- _The task_:
Write out all of the entries, matching the original exactly.

- _Data shown_:
* * * * * * * * *

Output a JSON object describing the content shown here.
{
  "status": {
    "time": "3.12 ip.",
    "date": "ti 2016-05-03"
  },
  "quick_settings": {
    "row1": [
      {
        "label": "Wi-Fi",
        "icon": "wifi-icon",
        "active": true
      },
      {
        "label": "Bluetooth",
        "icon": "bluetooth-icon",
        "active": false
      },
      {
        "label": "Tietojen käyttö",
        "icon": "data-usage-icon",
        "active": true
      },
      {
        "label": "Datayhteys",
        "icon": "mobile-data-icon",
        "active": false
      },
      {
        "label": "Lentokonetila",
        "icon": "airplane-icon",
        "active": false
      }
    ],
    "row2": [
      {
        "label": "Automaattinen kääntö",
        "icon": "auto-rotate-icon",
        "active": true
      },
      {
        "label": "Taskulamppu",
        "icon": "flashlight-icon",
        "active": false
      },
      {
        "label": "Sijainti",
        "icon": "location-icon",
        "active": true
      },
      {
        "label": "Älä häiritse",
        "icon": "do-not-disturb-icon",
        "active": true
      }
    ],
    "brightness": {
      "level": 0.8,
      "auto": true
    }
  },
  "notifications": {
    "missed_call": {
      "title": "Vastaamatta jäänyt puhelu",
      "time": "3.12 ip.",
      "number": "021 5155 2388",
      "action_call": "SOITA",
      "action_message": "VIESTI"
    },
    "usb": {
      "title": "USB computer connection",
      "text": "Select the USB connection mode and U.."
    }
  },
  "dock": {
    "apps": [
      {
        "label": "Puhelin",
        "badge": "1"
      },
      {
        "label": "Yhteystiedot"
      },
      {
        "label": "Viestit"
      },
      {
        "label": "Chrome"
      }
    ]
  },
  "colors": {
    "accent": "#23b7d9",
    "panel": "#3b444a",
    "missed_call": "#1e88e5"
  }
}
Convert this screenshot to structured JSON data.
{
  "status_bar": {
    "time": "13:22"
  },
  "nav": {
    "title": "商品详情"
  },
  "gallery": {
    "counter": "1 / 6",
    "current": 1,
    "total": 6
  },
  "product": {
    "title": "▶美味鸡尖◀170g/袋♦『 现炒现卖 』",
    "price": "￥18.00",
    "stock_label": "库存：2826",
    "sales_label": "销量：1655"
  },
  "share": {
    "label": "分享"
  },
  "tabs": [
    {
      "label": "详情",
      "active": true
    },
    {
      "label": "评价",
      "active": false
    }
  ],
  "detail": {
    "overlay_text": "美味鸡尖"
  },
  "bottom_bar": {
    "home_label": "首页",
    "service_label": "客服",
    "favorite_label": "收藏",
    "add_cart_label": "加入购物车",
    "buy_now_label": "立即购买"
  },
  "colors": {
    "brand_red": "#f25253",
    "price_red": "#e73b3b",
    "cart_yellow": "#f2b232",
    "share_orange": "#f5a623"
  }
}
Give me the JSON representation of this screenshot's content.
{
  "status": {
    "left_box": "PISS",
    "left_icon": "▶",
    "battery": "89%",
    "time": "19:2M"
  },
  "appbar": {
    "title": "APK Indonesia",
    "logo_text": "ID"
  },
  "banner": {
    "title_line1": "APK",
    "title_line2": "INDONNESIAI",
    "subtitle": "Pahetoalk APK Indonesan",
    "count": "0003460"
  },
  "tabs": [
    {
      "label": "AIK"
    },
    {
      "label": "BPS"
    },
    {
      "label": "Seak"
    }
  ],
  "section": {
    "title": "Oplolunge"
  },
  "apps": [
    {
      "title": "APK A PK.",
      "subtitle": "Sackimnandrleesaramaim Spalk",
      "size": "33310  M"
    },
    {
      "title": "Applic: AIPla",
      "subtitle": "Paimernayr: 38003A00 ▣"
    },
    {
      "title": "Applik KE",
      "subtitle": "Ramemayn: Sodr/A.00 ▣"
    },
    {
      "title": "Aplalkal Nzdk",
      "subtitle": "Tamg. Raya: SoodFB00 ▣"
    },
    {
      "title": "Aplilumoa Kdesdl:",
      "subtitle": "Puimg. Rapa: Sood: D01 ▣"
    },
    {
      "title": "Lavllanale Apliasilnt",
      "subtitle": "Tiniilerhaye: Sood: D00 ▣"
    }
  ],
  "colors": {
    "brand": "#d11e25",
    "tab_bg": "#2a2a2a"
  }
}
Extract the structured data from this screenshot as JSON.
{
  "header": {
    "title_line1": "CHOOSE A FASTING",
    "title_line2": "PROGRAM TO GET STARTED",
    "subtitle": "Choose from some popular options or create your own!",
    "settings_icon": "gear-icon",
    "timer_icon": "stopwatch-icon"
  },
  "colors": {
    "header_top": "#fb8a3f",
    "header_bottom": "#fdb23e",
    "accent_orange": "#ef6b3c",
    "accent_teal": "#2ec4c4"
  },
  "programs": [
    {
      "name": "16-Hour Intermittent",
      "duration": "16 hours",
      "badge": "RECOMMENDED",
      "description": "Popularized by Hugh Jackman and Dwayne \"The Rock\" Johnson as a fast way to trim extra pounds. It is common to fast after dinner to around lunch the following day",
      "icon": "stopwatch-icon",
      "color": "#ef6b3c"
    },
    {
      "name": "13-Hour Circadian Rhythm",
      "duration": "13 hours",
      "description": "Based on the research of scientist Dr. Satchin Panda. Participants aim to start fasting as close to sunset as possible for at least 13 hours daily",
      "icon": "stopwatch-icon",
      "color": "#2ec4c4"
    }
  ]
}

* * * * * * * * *

- _Written response_:
Output a JSON object describing the content shown here.
{
  "status": {
    "time": "3.12 ip.",
    "date": "ti 2016-05-03"
  },
  "quick_settings": {
    "row1": [
      {
        "label": "Wi-Fi",
        "icon": "wifi-icon",
        "active": true
      },
      {
        "label": "Bluetooth",
        "icon": "bluetooth-icon",
        "active": false
      },
      {
        "label": "Tietojen käyttö",
        "icon": "data-usage-icon",
        "active": true
      },
      {
        "label": "Datayhteys",
        "icon": "mobile-data-icon",
        "active": false
      },
      {
        "label": "Lentokonetila",
        "icon": "airplane-icon",
        "active": false
      }
    ],
    "row2": [
      {
        "label": "Automaattinen kääntö",
        "icon": "auto-rotate-icon",
        "active": true
      },
      {
        "label": "Taskulamppu",
        "icon": "flashlight-icon",
        "active": false
      },
      {
        "label": "Sijainti",
        "icon": "location-icon",
        "active": true
      },
      {
        "label": "Älä häiritse",
        "icon": "do-not-disturb-icon",
        "active": true
      }
    ],
    "brightness": {
      "level": 0.8,
      "auto": true
    }
  },
  "notifications": {
    "missed_call": {
      "title": "Vastaamatta jäänyt puhelu",
      "time": "3.12 ip.",
      "number": "021 5155 2388",
      "action_call": "SOITA",
      "action_message": "VIESTI"
    },
    "usb": {
      "title": "USB computer connection",
      "text": "Select the USB connection mode and U.."
    }
  },
  "dock": {
    "apps": [
      {
        "label": "Puhelin",
        "badge": "1"
      },
      {
        "label": "Yhteystiedot"
      },
      {
        "label": "Viestit"
      },
      {
        "label": "Chrome"
      }
    ]
  },
  "colors": {
    "accent": "#23b7d9",
    "panel": "#3b444a",
    "missed_call": "#1e88e5"
  }
}
Convert this screenshot to structured JSON data.
{
  "status_bar": {
    "time": "13:22"
  },
  "nav": {
    "title": "商品详情"
  },
  "gallery": {
    "counter": "1 / 6",
    "current": 1,
    "total": 6
  },
  "product": {
    "title": "▶美味鸡尖◀170g/袋♦『 现炒现卖 』",
    "price": "￥18.00",
    "stock_label": "库存：2826",
    "sales_label": "销量：1655"
  },
  "share": {
    "label": "分享"
  },
  "tabs": [
    {
      "label": "详情",
      "active": true
    },
    {
      "label": "评价",
      "active": false
    }
  ],
  "detail": {
    "overlay_text": "美味鸡尖"
  },
  "bottom_bar": {
    "home_label": "首页",
    "service_label": "客服",
    "favorite_label": "收藏",
    "add_cart_label": "加入购物车",
    "buy_now_label": "立即购买"
  },
  "colors": {
    "brand_red": "#f25253",
    "price_red": "#e73b3b",
    "cart_yellow": "#f2b232",
    "share_orange": "#f5a623"
  }
}
Give me the JSON representation of this screenshot's content.
{
  "status": {
    "left_box": "PISS",
    "left_icon": "▶",
    "battery": "89%",
    "time": "19:2M"
  },
  "appbar": {
    "title": "APK Indonesia",
    "logo_text": "ID"
  },
  "banner": {
    "title_line1": "APK",
    "title_line2": "INDONNESIAI",
    "subtitle": "Pahetoalk APK Indonesan",
    "count": "0003460"
  },
  "tabs": [
    {
      "label": "AIK"
    },
    {
      "label": "BPS"
    },
    {
      "label": "Seak"
    }
  ],
  "section": {
    "title": "Oplolunge"
  },
  "apps": [
    {
      "title": "APK A PK.",
      "subtitle": "Sackimnandrleesaramaim Spalk",
      "size": "33310  M"
    },
    {
      "title": "Applic: AIPla",
      "subtitle": "Paimernayr: 38003A00 ▣"
    },
    {
      "title": "Applik KE",
      "subtitle": "Ramemayn: Sodr/A.00 ▣"
    },
    {
      "title": "Aplalkal Nzdk",
      "subtitle": "Tamg. Raya: SoodFB00 ▣"
    },
    {
      "title": "Aplilumoa Kdesdl:",
      "subtitle": "Puimg. Rapa: Sood: D01 ▣"
    },
    {
      "title": "Lavllanale Apliasilnt",
      "subtitle": "Tiniilerhaye: Sood: D00 ▣"
    }
  ],
  "colors": {
    "brand": "#d11e25",
    "tab_bg": "#2a2a2a"
  }
}
Extract the structured data from this screenshot as JSON.
{
  "header": {
    "title_line1": "CHOOSE A FASTING",
    "title_line2": "PROGRAM TO GET STARTED",
    "subtitle": "Choose from some popular options or create your own!",
    "settings_icon": "gear-icon",
    "timer_icon": "stopwatch-icon"
  },
  "colors": {
    "header_top": "#fb8a3f",
    "header_bottom": "#fdb23e",
    "accent_orange": "#ef6b3c",
    "accent_teal": "#2ec4c4"
  },
  "programs": [
    {
      "name": "16-Hour Intermittent",
      "duration": "16 hours",
      "badge": "RECOMMENDED",
      "description": "Popularized by Hugh Jackman and Dwayne \"The Rock\" Johnson as a fast way to trim extra pounds. It is common to fast after dinner to around lunch the following day",
      "icon": "stopwatch-icon",
      "color": "#ef6b3c"
    },
    {
      "name": "13-Hour Circadian Rhythm",
      "duration": "13 hours",
      "description": "Based on the research of scientist Dr. Satchin Panda. Participants aim to start fasting as close to sunset as possible for at least 13 hours daily",
      "icon": "stopwatch-icon",
      "color": "#2ec4c4"
    }
  ]
}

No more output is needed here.